This article allows those who support LGBTQ+ interests to explore the possibilities of Socially Responsible Investing.
Three important factors when it comes to your financial life.
Understanding how a stock works is key to understanding your investments.
There are four very good reasons to start investing. Do you know what they are?
For some, the social impact of investing is just as important as the return, perhaps more important.
Use this calculator to better see the potential impact of compound interest on an asset.
This calculator can help you estimate how much you should be saving for college.
This questionnaire will help determine your tolerance for investment risk.
Use this calculator to compare the future value of investments with different tax consequences.
This calculator helps determine your pre-tax and after-tax dividend yield on a particular stock.
Determine if you are eligible to contribute to a traditional or Roth IRA.
Principles that can help create a portfolio designed to pursue investment goals.
There are some smart strategies that may help you pursue your investment objectives
Tulips were the first, but they won’t be the last. What forms a “bubble” and what causes them to burst?
Pundits say a lot of things about the markets. Let's see if you can keep up.
$1 million in a diversified portfolio could help finance part of your retirement.
Investors seeking world investments can choose between global and international funds. What's the difference?

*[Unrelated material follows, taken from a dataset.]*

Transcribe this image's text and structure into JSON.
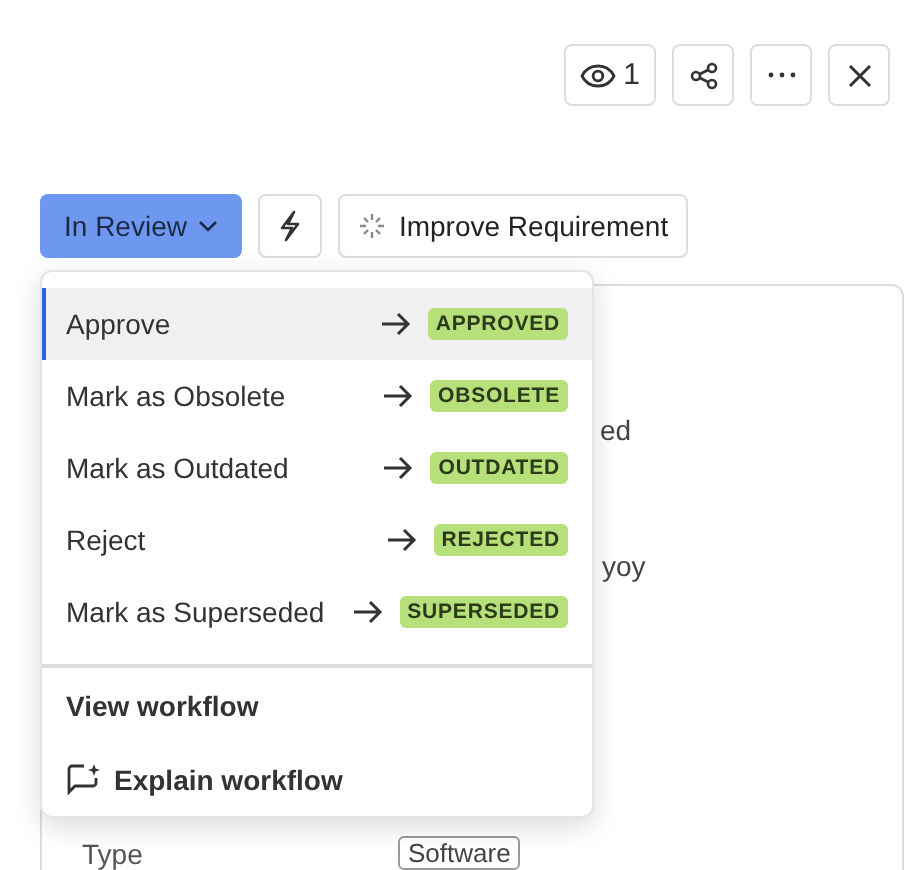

Savvy investors take the time to separate emotion from fact.
It's easy to let investments accumulate like old receipts in a junk drawer.